I work as a business intelligence consultant within my company, and though I’m highly technical, I always talk about the colleagues I work with as people, not as staff. We’re all individuals, and bring our own stories and experiences that shape who we are and how we handle professional situations.

As part of my data leadership role, I provide my colleagues not only with data tools, but with the mechanisms to understand and use those tools that will empower people in their own positions. I like to think that people see me as someone who can help them enrich their current career path to make it more exciting, more appealing, and more interesting. When it comes to improving employee retention, incentives like personal growth are remarkably effective.

Data mentorship is about helping people who feel unsteady or uncertain about what they're doing, what they’re working on, or where they want to go. As data leaders we often say, “Yes, I’m giving you technology, I’m giving you tools and best practices and policies to put data and insights at the heart of everything you do.” But we also need to focus on how we’re helping to make people’s day-to-day lives more efficient, focused, and innovative. That’s a function of true mentorship and working person to person. Yet that human element is often missing a lot in business.
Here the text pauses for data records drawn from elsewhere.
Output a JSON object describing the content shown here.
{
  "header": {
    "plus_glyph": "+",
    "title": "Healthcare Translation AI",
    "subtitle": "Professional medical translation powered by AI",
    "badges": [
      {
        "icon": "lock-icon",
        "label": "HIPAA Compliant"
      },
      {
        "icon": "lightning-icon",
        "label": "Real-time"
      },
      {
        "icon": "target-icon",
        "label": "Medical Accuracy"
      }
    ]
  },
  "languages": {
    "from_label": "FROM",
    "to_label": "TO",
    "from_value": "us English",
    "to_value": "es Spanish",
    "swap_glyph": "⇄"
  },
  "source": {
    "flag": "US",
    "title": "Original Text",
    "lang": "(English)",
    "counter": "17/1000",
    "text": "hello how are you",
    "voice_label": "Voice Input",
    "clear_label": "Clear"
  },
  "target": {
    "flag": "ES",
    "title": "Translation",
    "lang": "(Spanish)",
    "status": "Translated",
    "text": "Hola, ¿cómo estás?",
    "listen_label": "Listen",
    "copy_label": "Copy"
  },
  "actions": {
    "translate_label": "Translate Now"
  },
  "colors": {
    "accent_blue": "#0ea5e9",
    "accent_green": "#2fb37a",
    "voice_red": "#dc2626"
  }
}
From Great Resignation to Great Reengagement
Although journalists claim that The Great Resignation is slowing, it’s very much an ongoing phenomenon. I see evidence of this every day on LinkedIn and other job sites. I go to the Jobs page and see positions that were posted only three hours ago, but already have five, ten or 20 candidates applying for them. Many are director level and up, with a vast array of degrees. Obviously, a lot of employees are not engaged or happy in their current jobs.

Yet for all this churn, I also notice more ads specifically asking for data skills: database design, business intelligence, reporting, or insights generation. Companies are becoming more aware of data literacy because the way we talk to our customer bases is more reliant on data. We capture more data, and data is now more accessible. We use data to better understand our employees. Organizations are clearly hungry to leverage data but many don’t know how to improve employee happiness or engagement even with all of their available data. For me, data skills are key to reengaging people before they might consider resigning. It’s also why I’m passionate about my job.

Be your own growth consultant
Any data leader can act as a career growth consultant to build new levels of employee engagement, happiness, and ultimately retention. How? Here are five practices I’ve found to be powerful and effective.

  1. Encourage use of new data tools and visualization techniques. 

Historically, businesses rarely have invested in adding skills to employees’ existing talents. Part of your role as a data leader is to drive change and make it clear: We’re encouraging you to learn and adopt new technology. We’re encouraging you to adopt new ways of working that will enable you to grow. Even better, you’ll also become more engaged in your job by reinvesting that knowledge, skill, and talent back into the business and into your department. 

  1. Enrich career paths with technical and soft skills.

I’m all about providing the tools and knowledge for people to use data in a business intelligence context to further their business units and departments. But while we often focus on technical skills, we also should concentrate on expanding people’s soft skills in the process: teamwork, persuasion, adaptability, and openness to criticism, for example. Paired with BI and data skills, these are the talents that set the course for a rich career in any organization. 

  1. Make yourself redundant.

Each year I make it a goal to make myself redundant. I learn as much as I can, and then as quickly as I can I disseminate that information to everybody. I'm all about data democratization, but I'm also about knowledge democratization. I want everybody to learn what I learn, because every skill I've learned on my journey has been valuable. It’s especially satisfying to me when I see someone taking on the role of business analyst and asking a colleague to tell them their challenges and where they’re struggling. True empowerment lies in sharing what you have to those around you. 

  1. Connect people’s actions to organizational outcomes. 

You can almost see a little light go on when someone realizes that their new skills empower them to do more. So encourage your employees to see the value they’re delivering, even if it’s in a seemingly small way. For example, there are areas within many organizations that spend 50 percent of their time preparing data for end-of-month reporting, with report development taking even more time on top of that. Even by automating the data gathering, your team members will realize they’ve done something that has advanced their careers but also helped the lives of the people on their team. That’s the start of a virtuous circle.  

  1. Foster a mindset where people can ask big, challenging questions.

How would you react if your team members came to a meeting and asked, “Why are we following this process like this? Can we do it a better way? Should we do it a better way?” As a manager and data leader, once you’ve provided people with the tools to follow their curiosity, innovate, and challenge, this is exactly what you should be encouraging, even welcoming. 

The rise of the citizen data scientist
A component of my strategy is to help people understand that by completing these training sessions and going through the weekly challenges that we put forward for them, by encouraging them to be data curious and explore their data and organically uncover the insights they can glean from it, they are becoming citizen data scientists.

Any data leader should encourage this love of the data aspect of a job, because it will carry through people’s careers and lives. These skills not only go on their résumés, but improve the employee’s happiness and engagement. Someone might already have served 20 years at their company, but that doesn’t make them obsolete. Organizations (including your own, first and foremost) are looking for more data fluid and data literate people. By empowering your people you empower your business. Both grow as a result.